Johnson & Johnson's third-quarter profit fell 7 percent as increased research and production costs offset higher sales for its medicines and medical devices and new revenue from its biggest acquisition ever.

J&J 4Q profit jumps on higher sales, lower charges (Update)

January 22, 2013
Higher sales of prescription drugs and medical devices helped Johnson & Johnson post a much bigger fourth-quarter profit than a year ago, when a slew of charges depressed results.

Generic competition cuts Merck's Q1 sales, profit

May 1, 2013
Drugmaker Merck & Co. is reporting lower first-quarter results and cutting its 2013 profit forecast by 15 cents a share. It also is announcing a huge share buyback, up to $15 billion worth of its stock.

Merck's 2Q net falls on charges, but sales rise

July 27, 2012
Merck & Co.'s second-quarter net income fell 11.4 percent as slightly higher sales were offset by acquisition and restructuring costs. However, the drugmaker beat Wall Street expectations, and Merck shares jumped in early ...

Sanofi earnings slashed in first quarter

May 2, 2013
(AP)—French drug maker Sanofi said Thursday its net profit was slashed in the first quarter from a year earlier as falling sales and patent losses on key drugs combined to hammer earnings.

Recommended for you

Exploring the potential of human echolocation

June 25, 2017
People who are visually impaired will often use a cane to feel out their surroundings. With training and practice, people can learn to use the pitch, loudness and timbre of echoes from the cane or other sounds to navigate ...

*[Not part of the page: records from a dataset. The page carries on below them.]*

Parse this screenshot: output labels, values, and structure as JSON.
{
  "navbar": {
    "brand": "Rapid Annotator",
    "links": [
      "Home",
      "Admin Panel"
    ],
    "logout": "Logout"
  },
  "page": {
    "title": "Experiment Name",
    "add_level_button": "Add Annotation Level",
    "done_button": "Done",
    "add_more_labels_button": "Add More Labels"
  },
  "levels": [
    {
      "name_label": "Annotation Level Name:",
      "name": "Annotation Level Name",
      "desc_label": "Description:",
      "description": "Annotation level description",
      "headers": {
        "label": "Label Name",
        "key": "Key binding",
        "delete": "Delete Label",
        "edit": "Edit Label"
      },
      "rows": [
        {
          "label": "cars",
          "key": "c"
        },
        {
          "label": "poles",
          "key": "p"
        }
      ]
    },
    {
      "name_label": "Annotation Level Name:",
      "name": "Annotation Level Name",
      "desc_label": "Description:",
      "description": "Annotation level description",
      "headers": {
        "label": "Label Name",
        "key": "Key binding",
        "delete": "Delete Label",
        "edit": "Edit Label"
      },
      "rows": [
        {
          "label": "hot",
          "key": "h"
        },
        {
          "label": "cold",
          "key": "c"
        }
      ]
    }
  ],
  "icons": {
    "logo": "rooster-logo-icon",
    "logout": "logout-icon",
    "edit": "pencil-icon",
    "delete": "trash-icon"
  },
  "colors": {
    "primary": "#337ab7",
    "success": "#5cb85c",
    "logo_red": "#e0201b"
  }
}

Team eradicates hepatitis C in 10 patients following lifesaving transplants from infected donors

April 30, 2017
Ten patients at Penn Medicine have been cured of the Hepatitis C virus (HCV) following lifesaving kidney transplants from deceased donors who were infected with the disease. The findings point to new strategies for increasing ...

'bench to bedside to bench': Scientists call for closer basic-clinical collaborations

March 24, 2017
In the era of genome sequencing, it's time to update the old "bench-to-bedside" shorthand for how basic research discoveries inform clinical practice, researchers from The Jackson Laboratory (JAX), National Human Genome Research ...

The ethics of tracking athletes' biometric data

January 18, 2017
(Medical Xpress)—Whether it is a FitBit or a heart rate monitor, biometric technologies have become household devices. Professional sports leagues use some of the most technologically advanced biodata tracking systems to ...

Financial ties between researchers and drug industry linked to positive trial results

January 18, 2017
Financial ties between researchers and companies that make the drugs they are studying are independently associated with positive trial results, suggesting bias in the evidence base, concludes a study published by The BMJ ...

Best of Last Year – The top Medical Xpress articles of 2016

December 23, 2016
(Medical Xpress)—It was a big year for research involving overall health issues, starting with a team led by researchers at the UNC School of Medicine and the National Institutes of Health who unearthed more evidence that ...

0 comments

Please sign in to add a comment. Registration is free, and takes less than a minute. Read more

Click here to reset your password.
Sign in to get notified via email when new comments are made.